Restructuring the rice industry can make us a major exporter
Malaysia’s rice sector may need to learn from the success of plantation crops. – NSTP/ MOHD ASRI SAIFUDDIN MAMAT
LETTERS: THE rice price issue has barely gone away and now another bombshell has dropped.
The planting of rice in the coming season is going to be curtailed. It has nothing to do with adverse weather, but rather the most fundamental part of the value chain: the planting material.
Reports of the poor availability of certified rice seeds have been making the rounds in the media. They are not just talking about the shortage but also the high price suppliers are charging for the certified seeds.
In the old days, farmers put aside a portion of their harvest as planting material for the following season. It worked well for generations.
We have always assumed that there are agencies tasked with taking care of the many stages in the value chain. The planting material stage is critical.
We know that much research has gone into producing high-yielding seeds. And there have been successes with disease- and pest-resistant seeds.
Research alone is not enough. We need to have competent nurseries to produce planting materials at the amount that is needed. It is the same in other agricultural sectors.
We are familiar with the situation in plantation crops, including oil palm and rubber.
The nursery operations of such crops are monitored. Any failure to secure the right planting material can translate into heavy financial losses.
Many are asking why our agricultural sector is not doing as well as our neighbour, Thailand, for example.
We produce almost the same crops as the Thais. But how are they able to export much of their produce?
Those among us who have lived abroad would testify that the tropical stuff in the shops there were from Thailand.
Not just the hot chillies, but also the petai and other tropical condiments.
If they cannot export them fresh, they sell them frozen. I remember we used to get frozen durians from Thailand in New York in the 1980s.
We may need to learn from our success in plantation crops. Some say our poor performance in the rest of agriculture has to do with the way we organise small farmers.
This may be true to some extent. Small farmers in Thailand are better supported in terms of planting materials, agronomic advisory and marketing. Their farmers’ cooperatives are also better managed.
Studies have revealed they also have better agricultural extension services.
Unlike the local system, their researchers are also the people directly involved in the extension work. They mix with the farmers.
There is also a lot of communication done through television and radio. This has now expanded into TikTok and the like.
Their cooperatives are involved with the processing and marketing of their produce.
Through such arrangements, their farmers are well compensated. That also explains why they do not have much problem attracting the young to farming.
I think it is time we considered overhauling our agribusiness system.
We can learn from the palm oil industry model. The Malaysian Palm Oil Board is run as a partnership between industry and government.

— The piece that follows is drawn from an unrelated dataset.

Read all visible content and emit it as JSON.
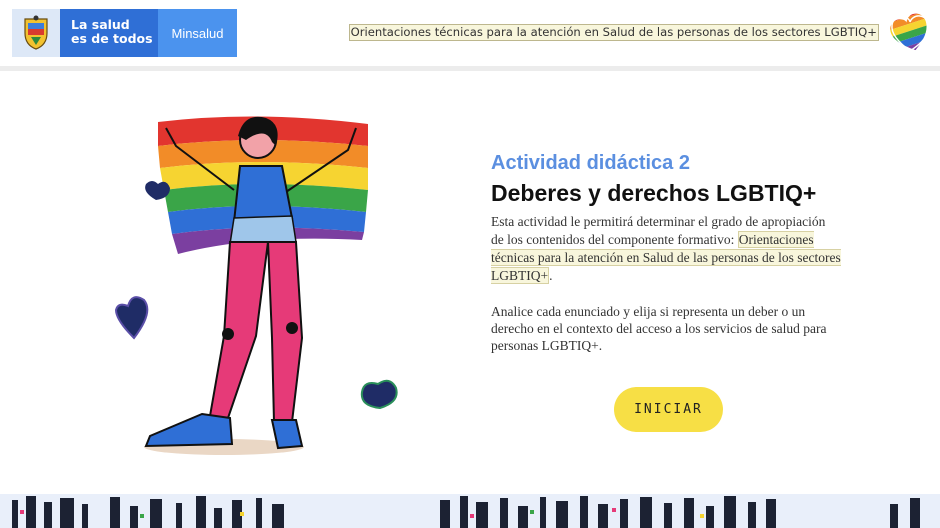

There is regular consultation on strategies not only for research and development, but also for marketing and infrastructure support.
We may want to restructure the rice industry along similar lines creating, for example, a Malaysian Rice Industry Board with representatives from industry and government.
The board can introduce incentives to attract private investments in rice production and downstream activities.
Small rice farmers can form cooperatives. They can partner with the bigger private sector rice companies to process and market their produce.
Let the price of rice be determined by market forces, but keep a close eye on cartels and hoarders.
Done properly, there is no reason why we cannot one day be a major exporter of rice.
PROFESSOR DATUK DR AHMAD IBRAHIMhttps://www.nst.com.my/opinion/letters/2023/11/980065/restructuring-rice-industry-can-make-us-major-exporter
Published Date: November 19, 2023